Though no one category fits all, in my psychotherapy practice I notice a strong correlation between folks with chronic anger management problems and those who exhibit self-defeating personality traits. Many of these clients seem to organize identities around a core belief that they are victims. We believe this to be true because we continue to suffer from parental improprieties long after growing up and leaving home. As much as clients express sincere wishes to move forward with their lives, making these wishes a reality are easier said than done. Each and every time they are angry, the experiences feel as if salt is being poured on their incompletely healed emotional scars. They are especially resistant to the notion that their parents and themselves for that matter, did and still do the best they can given their limitations and the limits of the support they receive from loved ones. They prefer to collect grievances and hold grudges even though such dispositions hold themselves back ...
Much is made of the tendency to see the world…situations, people, countries….life itself…as “black or white”, “good or bad”, “positive or negative”. Therapists will tell you that this inclination is the root of all kinds of problems and difficulties.

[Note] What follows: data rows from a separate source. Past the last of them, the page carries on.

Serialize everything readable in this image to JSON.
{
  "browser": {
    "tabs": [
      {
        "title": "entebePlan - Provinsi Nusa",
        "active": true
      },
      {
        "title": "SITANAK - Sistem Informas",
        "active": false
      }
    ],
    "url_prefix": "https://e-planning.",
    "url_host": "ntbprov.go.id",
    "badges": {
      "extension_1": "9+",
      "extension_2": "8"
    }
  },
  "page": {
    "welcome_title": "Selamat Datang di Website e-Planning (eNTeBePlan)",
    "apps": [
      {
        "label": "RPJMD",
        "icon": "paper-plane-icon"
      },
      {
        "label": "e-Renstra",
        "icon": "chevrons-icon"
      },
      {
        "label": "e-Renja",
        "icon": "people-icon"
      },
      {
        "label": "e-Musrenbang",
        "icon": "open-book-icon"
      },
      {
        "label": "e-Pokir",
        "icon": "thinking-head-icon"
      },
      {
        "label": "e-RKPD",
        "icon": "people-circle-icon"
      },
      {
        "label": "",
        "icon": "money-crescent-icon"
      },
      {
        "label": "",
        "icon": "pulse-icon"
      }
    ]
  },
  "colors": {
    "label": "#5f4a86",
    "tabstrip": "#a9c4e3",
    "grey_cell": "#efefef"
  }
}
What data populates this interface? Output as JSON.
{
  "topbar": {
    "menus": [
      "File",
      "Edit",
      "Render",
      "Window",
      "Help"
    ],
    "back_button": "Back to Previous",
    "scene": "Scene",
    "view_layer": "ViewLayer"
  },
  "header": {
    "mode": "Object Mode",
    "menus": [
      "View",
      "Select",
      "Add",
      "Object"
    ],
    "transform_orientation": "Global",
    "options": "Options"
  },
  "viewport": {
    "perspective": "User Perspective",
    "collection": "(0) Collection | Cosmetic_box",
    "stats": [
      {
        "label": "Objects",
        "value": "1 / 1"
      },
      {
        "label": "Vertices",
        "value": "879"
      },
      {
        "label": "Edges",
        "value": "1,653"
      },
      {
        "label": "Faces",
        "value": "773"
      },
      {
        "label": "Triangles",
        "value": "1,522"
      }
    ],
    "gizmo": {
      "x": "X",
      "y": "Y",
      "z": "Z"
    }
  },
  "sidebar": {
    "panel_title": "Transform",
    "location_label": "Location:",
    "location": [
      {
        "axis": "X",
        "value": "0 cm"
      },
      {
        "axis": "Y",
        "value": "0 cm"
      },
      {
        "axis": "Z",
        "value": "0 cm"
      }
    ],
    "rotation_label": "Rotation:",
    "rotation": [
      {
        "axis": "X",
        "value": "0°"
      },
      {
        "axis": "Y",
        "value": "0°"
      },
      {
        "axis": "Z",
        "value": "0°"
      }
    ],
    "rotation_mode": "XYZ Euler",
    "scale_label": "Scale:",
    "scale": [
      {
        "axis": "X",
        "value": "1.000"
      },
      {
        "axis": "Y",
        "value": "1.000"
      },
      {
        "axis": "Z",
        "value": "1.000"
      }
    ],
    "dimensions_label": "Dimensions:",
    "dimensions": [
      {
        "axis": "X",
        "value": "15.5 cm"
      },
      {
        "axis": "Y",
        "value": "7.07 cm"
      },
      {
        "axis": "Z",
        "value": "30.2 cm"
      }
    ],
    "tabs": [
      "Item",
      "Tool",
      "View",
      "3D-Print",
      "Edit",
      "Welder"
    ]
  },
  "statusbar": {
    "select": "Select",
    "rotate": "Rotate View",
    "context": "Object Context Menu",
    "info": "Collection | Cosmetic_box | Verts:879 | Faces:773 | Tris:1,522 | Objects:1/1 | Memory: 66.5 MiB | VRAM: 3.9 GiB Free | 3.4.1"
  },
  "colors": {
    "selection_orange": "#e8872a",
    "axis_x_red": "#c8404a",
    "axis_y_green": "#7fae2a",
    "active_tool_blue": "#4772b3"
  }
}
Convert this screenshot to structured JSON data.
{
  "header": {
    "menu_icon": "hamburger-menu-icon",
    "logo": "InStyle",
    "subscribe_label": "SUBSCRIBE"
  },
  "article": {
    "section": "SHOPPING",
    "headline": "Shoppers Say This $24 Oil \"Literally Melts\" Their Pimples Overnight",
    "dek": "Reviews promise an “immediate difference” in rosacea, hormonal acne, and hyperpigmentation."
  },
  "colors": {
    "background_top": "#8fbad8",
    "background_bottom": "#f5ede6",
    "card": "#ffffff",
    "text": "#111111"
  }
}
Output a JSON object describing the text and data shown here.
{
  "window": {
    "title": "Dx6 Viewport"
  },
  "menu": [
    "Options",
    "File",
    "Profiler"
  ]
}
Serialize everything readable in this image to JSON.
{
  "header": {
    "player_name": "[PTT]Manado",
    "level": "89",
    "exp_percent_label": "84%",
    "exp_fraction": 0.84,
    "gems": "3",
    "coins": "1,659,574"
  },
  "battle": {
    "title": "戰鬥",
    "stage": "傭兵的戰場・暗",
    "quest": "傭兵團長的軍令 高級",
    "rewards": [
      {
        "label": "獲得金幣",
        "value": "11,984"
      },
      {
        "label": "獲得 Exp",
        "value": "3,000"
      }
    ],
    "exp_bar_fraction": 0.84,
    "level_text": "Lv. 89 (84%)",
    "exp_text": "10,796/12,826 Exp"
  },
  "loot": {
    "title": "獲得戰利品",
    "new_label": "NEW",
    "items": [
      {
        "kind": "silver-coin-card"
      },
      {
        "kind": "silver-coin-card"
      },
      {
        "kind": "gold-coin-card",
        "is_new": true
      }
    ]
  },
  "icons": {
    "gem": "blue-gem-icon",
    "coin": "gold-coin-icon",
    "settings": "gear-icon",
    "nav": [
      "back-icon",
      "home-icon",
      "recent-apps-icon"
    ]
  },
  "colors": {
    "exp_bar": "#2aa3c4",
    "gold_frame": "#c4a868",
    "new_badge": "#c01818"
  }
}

And well it may be… But just how did we humans develop this nasty habit of dividing our perceptions into “either or” categories anyway?
In this universe of opposites, is it possible to live in the Oneness?
Melanie Klein, a revolutionary psychoanalyst who was a student of both Freud and Ferenczi, discovered in her ground breaking work of the 1950’s and 60’s, that the infant’s tendency to split the objects in the world into “good” and “bad” stems from the earliest of all instincts…hunger. When mom is there to satiate that hunger, baby sees her (and the world) as all good and loving…the source of comfort ...
|Found 33 records:||Showing page 1 of 4 pages|